Task
The records follow. Count the lines holding "time" and give only the number.
[Start of Attachment]
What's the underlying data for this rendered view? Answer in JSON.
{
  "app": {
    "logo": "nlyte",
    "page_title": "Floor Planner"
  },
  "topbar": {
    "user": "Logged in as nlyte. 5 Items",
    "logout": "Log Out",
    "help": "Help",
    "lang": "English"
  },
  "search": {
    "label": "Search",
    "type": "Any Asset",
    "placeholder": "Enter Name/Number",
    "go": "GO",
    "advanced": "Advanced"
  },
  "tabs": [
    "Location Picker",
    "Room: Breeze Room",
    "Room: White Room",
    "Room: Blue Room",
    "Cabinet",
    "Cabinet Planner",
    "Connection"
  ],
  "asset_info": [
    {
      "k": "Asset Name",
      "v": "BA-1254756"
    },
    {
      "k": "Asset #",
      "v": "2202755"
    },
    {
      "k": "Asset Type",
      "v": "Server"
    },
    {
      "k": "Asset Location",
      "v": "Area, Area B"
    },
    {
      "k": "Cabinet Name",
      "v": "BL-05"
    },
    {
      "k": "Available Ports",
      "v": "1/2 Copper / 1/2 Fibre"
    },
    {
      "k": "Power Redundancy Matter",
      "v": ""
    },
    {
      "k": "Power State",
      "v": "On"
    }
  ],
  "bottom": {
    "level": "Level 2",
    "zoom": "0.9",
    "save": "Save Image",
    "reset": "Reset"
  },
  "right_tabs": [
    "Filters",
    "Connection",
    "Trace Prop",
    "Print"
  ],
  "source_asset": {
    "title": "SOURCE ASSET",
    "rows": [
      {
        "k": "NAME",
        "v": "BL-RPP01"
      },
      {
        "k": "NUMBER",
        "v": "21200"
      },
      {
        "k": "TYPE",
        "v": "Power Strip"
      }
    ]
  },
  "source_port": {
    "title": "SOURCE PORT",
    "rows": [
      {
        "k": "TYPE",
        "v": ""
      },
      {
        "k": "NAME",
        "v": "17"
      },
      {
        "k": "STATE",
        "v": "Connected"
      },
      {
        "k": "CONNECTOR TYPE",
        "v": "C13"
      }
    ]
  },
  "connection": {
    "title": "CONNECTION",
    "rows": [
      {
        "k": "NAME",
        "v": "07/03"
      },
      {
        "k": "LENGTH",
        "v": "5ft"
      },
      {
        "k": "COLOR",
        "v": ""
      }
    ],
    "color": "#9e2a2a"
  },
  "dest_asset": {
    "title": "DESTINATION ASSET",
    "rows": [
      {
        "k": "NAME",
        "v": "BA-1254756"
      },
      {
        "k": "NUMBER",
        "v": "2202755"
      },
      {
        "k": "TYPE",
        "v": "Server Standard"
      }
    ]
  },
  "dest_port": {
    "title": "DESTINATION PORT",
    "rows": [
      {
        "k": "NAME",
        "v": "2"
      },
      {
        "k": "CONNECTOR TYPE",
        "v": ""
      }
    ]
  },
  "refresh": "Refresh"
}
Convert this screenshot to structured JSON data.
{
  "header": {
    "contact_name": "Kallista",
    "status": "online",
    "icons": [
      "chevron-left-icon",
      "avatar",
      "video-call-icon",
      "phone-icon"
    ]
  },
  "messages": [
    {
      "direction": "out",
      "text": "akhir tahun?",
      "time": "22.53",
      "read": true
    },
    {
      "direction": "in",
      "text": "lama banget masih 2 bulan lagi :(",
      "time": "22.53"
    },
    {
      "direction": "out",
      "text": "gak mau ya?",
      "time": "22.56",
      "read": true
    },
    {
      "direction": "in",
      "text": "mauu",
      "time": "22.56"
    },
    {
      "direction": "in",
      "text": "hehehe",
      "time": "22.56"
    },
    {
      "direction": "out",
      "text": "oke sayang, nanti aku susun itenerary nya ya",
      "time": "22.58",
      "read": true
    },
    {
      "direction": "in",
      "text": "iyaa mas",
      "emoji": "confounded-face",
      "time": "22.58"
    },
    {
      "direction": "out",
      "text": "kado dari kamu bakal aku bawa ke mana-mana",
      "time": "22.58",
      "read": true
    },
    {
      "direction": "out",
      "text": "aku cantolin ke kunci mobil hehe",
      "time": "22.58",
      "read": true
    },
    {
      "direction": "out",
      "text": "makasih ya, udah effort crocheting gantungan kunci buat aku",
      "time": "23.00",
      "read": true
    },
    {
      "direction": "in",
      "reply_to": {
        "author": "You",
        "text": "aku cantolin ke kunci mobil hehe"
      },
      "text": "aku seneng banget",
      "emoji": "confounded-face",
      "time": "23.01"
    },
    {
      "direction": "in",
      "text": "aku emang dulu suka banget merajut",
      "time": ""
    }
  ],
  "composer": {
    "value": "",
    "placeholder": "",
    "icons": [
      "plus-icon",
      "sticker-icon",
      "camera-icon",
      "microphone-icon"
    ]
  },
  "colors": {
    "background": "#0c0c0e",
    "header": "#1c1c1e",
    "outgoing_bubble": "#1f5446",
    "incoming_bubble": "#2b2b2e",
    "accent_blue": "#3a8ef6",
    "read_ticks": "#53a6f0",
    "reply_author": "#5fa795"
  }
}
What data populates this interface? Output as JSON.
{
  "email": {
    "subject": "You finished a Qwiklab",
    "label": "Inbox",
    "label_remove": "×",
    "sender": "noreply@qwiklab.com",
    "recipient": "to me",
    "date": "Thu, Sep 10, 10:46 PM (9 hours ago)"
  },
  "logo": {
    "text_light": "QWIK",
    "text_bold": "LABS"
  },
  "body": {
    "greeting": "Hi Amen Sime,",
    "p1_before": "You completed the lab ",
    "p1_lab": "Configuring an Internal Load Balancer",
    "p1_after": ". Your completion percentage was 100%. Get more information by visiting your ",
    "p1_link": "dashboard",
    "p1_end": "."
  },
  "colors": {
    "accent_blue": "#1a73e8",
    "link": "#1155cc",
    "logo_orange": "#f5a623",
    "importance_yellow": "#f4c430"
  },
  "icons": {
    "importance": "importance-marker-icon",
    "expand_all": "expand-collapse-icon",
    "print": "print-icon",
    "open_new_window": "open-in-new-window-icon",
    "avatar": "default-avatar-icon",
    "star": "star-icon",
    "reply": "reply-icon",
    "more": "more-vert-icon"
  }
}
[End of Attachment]
Written response
12